Wednesday, 4 July 2012

Second language speaking out in the real world

I've just come back from a holiday in Munich.  As I've mentioned before, I'm a pretty competent speaker of German, and can express myself easily in all everyday situations.  Normally when I go on holiday to a German-speaking country I don't have to make much of an effort to make myself understood in every situation in which I find myself.  This time was a little bit different, as I was taken ill while I was there and needed to find and see a doctor.  Surprisingly, given that most educated Germans speak English to an extremely high standard, the doctor spoke no English and I felt very vulnerable having to provide some quite unusual but very important information in my second language.  I was dopey from having taken painkillers and, to be honest, a bit anxious about being so far from home and in pain.  I really struggled to describe exactly what I was experiencing, and discuss with her whether I should see a specialist in Munich or wait until I got home.  In the end we agreed on the latter, and luckily the pain subsided enough for me to enjoy the last couple of days of my holiday.  

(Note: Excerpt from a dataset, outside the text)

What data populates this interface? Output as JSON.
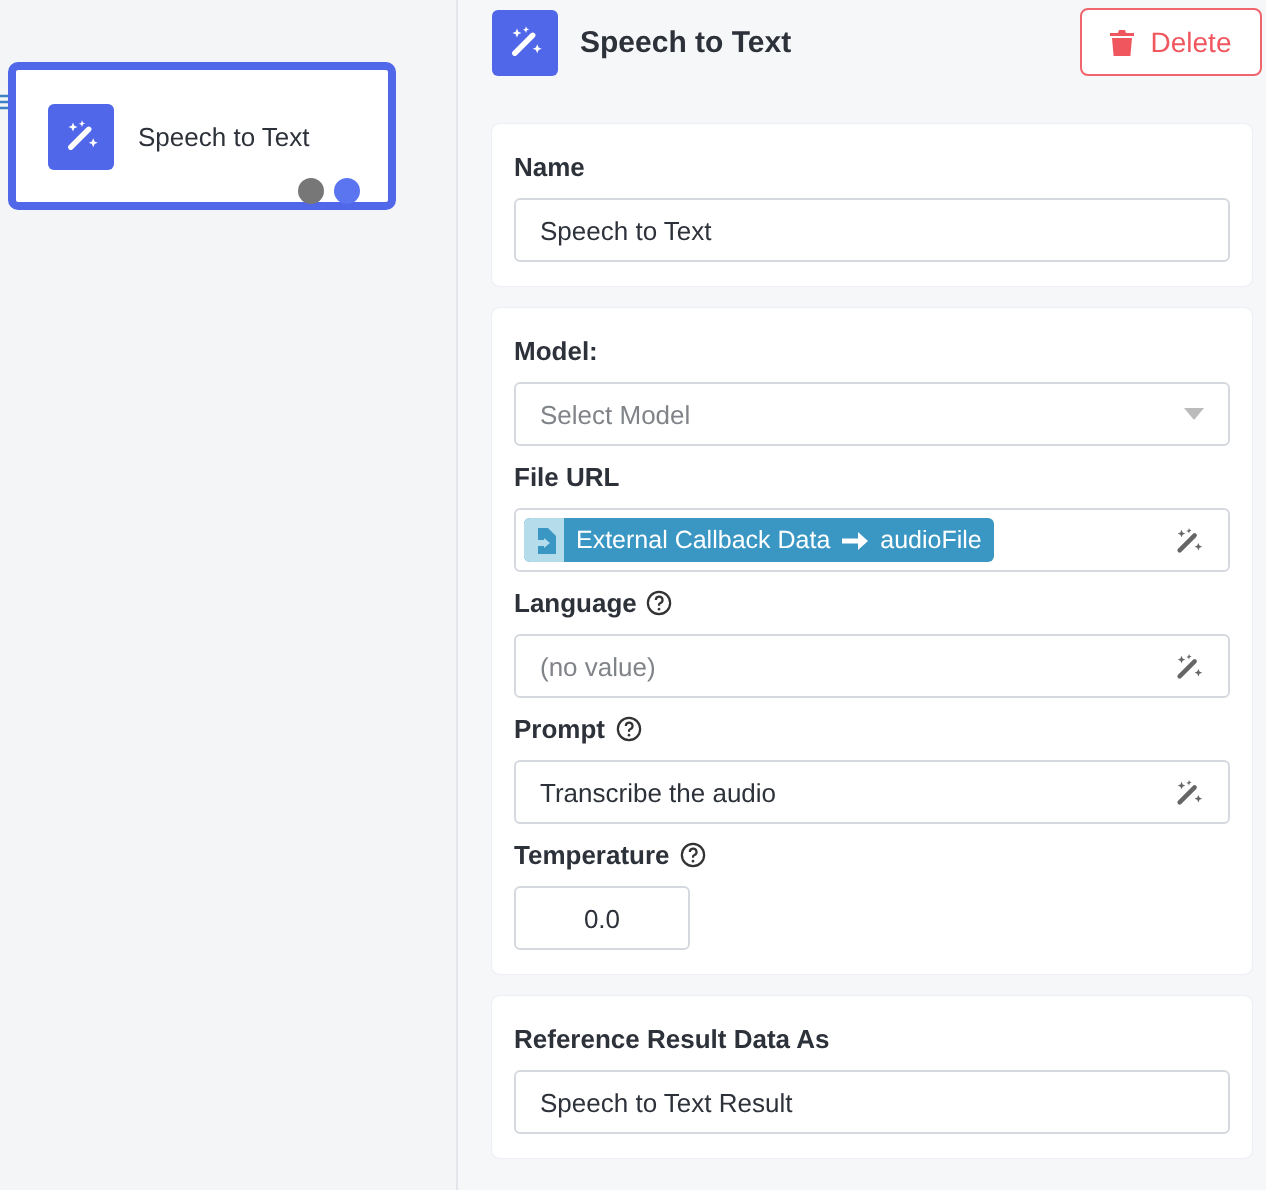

I hope that my international students in Manchester find me sympathetic and understanding when they face illness or other difficulties during their time here, but my experience in Munich was a good reminder to me of the challenges of speaking a foreign language (not to mention dealing with a foreign health service) under pressure.  Of course all teachers know only too well how strong students sometimes perform poorly under stress in the IELTS exam, but it does us good to be reminded from time to time that students also have to live here, and negotiate all sorts of bureaucratic situations which we as native speakers might find irritating but they as second language learners find incredibly stressful.  It has definitely made me aware of the importance of a holistic attitude to teaching and learning - our students are first and foremost people rather than students, and while it is not my job to accompany them to the doctor, the town hall or the police station, it is my job to enable them to develop the linguistic strategies to cope under pressure.

More about Munich in due course!